Finish off this week, in which we are still excited about soccer, with the news (and news you may have missed) that's going to impact your customers in the coming weeks and months.
In this week's customer engagement recap:
- Amazon unveils the Fire Phone
- First Major Mobile Banking Security Threat Hits the U.S.
- T-Mobile Offers iPhone Tests and Unlimited Music Streaming
- The Power and Pain of Points and Miles Programs
- Banks know that customers hate them
- Communication and Loyalty Programs: Three Steps to Increase Engagement
- GU Store to Let Customers Leave With Unpaid Merchandise
Amazon unveils the Fire Phone (Washington Post)
Similar to the failed "Facebook phone" and "ESPN phone," Amazon is creating a mobile device built entirely to steer customers to their goods. This one does have an interesting eye-tracking feature (plus a year of Prime, quickly becoming the most popular rewards program), but the $199 price + two-year contract seems a little steep for a piece of branded hardware. The "scan a product in a retailer to see how much it is on Amazon" feature is sure to make a lot of friends in the retail community as well.
First Major Mobile Banking Security Threat Hits the U.S. (Payments Journal)
A Russian trojan has moved to the US. The trojan looks for certain banking apps, locks the screen with an "FBI warning" that can only be lifted by sending money to Russia. That rule about not clicking on suspicious links or emails? It applies to your phones as well, folks (the virus is installed through phishing sites)
T-Mobile Offers iPhone Tests and Unlimited Music Streaming (New York Times)
A regular participant in our weekly customer engagement roundups, thanks to their disruptive business models, T-Mobile is in it again for offering unlimited streaming from Spotify, Pandora, Slacker and other music services. Even better, the data won't count against a user's data plan. They're also offering to let folks test drive the iPhone 5S for a week.
The Power and Pain of Points and Miles Programs (Access Loyalty Blog)
Just about everyone loves earning points, but their inability to cash those points out for any sort of value is a bigger deal than you might think - and a major lost opportunity for points and miles programs.
Banks know that customers hate them (CNN Money)
Summary: banks have lost a lot of customers since the 2008 financial crisis, resulting in billions off the books. The problem in their view: regulators. Something that they think might help: improving customer and employee satisfaction.
Communication and Loyalty Programs: Three Steps to Increase Engagement (Access Loyalty Blog)
You're a member of at least a dozen loyalty programs. Regardless of why you originally signed up for them, something about the brand attracted you. How many of those programs do you hear from? Lack of communication to these valuable, listening customers is low-hanging fruit that many programs simply aren't picking right now.
GU Store to Let Customers Leave With Unpaid Merchandise (WSJ)
Talk about a leap of faith.
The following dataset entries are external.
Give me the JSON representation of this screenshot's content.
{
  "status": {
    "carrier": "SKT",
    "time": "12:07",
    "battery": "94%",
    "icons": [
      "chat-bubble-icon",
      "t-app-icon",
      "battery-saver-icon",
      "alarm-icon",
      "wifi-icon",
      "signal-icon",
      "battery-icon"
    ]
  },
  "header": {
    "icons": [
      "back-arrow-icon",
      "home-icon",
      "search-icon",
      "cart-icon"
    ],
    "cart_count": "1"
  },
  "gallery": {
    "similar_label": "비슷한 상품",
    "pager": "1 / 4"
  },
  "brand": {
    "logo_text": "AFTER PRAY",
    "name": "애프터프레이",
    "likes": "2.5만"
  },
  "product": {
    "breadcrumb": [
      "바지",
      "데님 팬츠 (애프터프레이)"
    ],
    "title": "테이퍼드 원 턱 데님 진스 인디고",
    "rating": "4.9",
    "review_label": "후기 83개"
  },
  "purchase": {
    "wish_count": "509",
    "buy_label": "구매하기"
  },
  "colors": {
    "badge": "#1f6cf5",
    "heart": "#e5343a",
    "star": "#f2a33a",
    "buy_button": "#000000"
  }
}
A Japan clothier is allowing customers to walk out the door with three pieces of clothing. The customers are asked to leave behind their names and phone numbers, and they're supposed to return or purchase the clothing by the end of the day.